So, we have a question for you, Lisa, from the online audience and Meghan Perry says, "Do you have any tips for introverts when it comes to networking with both the customers and fellow makers?"
Um, yes. What I would say is that there is, we are yin yang people. We are not just yin people. So, I'm telling you, I'm a serious introvert. I am like 90% introvert but there is an extrovert in me that I can connect with people, I can go to a party, I know that I don't like small talk but I know that I do personal and touch talking very well. So when I'm marketing online, I don't worry about doing small talk. It doesn't come natural to me so I keep it with ... I keep things real. I contact when it feels right and compelling and when I'm compelled to talk to people and so there's different ways that I found it. And then also, I'm an introvert. Like I said, I realized that there was a place in my business where I was, I didn't have the training to present myself. And so I figured out what I needed to do to get a training so I can start presenting myself and that's how I am able to stand on stage now and talk comfortably and public speak and do everything that I do now absolutely in the way that I do it so I trained myself out of some of that and I got out of my comfort zone. I'm still an introvert. I still very much appreciate my introvert ways. When I go home, I will recover for an entire week with behind closed doors and absolute solitude because it's not even until I get home and I lay my head down at night that I even realize what all went on in the day. And I used to operate differently. So I, there's ways you can incorporate more business and more exposure and really hone it on your marketing skills and still very much appreciate and honor that introverted side of yourself.
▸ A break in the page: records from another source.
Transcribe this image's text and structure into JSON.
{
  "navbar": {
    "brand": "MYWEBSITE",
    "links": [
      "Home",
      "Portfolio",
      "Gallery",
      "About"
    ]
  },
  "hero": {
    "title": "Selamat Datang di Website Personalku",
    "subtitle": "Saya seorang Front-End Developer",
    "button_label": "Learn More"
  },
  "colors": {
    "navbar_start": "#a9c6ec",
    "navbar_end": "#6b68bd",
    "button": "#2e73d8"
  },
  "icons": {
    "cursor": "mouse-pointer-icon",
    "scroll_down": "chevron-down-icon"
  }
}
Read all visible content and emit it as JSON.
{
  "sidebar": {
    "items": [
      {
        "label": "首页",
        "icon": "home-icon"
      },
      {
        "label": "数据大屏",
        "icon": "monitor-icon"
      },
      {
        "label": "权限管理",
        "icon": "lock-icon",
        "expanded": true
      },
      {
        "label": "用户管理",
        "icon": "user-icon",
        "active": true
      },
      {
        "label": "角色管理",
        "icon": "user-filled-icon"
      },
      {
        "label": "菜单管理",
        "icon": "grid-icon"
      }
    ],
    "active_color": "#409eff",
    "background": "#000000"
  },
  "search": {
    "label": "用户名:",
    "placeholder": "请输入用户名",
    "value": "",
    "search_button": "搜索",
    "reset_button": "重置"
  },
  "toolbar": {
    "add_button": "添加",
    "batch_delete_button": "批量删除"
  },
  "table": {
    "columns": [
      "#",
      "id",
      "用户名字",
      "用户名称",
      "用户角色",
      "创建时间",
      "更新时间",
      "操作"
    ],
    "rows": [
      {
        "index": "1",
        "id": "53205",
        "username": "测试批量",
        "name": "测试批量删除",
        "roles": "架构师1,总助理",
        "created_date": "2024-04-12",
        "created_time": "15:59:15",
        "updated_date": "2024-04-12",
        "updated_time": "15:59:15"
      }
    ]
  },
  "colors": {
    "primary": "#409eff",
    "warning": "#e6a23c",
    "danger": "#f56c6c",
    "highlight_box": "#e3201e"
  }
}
Great, I can't tell you how inspired people have been by this lesson.
And including myself and just to hear of your experience and your experience in terms of making mistakes and getting through them and having struggles and you know, dealing with exposure when you're feeling vulnerable 'cause I think, all of us will go through that and it's such a powerful thing to come out on the other side and that you're proof of that, coming out of it, to the other side.
Oh, thank you. That's great. Thank you.
And, I wanted to read a few of the comments online of people really getting inspired by this work. OnTimeCapsule says, "Many successful people had to start at one place to focus on, too, and you too can do this. Lisa made serious mistakes along the way. We are all human." And Sherry says, "Glad I'm not alone. I guess I'm scared of having those vulnerable moments but of course, it's part of growth that I must accept. Thank you for smacking me to snap out of it." (laughs)
And Kelly Jane Curtis says, "We're all freaked out and overwhelmed but we just focus on one step at a time." And Little Girl says, "The most important part is sticking with it. It is so hard but it is so worth it." And it's just a sign that we're all in this together and so much learnings. You know, we all make mistakes and often times, I think that we beat ourselves up over it but if we don't make mistakes, we don't have the learning, right?
It's always good to make mistakes so we have that learning.
Absolutely and I wouldn't, I wouldn't trade a thing about any of the mistakes that I've gone through or any of the struggles that I've overcome because it made me stronger. When you're charging, you have to be charging hard and all of those things gave me a tougher skin to go hard, not care what anybody thinks, not be vulnerable about it, but just charge toward it, such, such a valuable thing. And I'm glad people are getting a lot from it because I think it's really important, really important. I'm glad we talked about it before we gotten into the marketing.
Oh, it's so inspiring and CupcakeSpaStylus just sent us a chat message and she said, "I feel my courage developing."
So, it's working. SpookyMoo also says, "It's all about stepping out of your comfort zone. Think about two steps forward and one step back. Do that at few times and you are way ahead of that safety zone."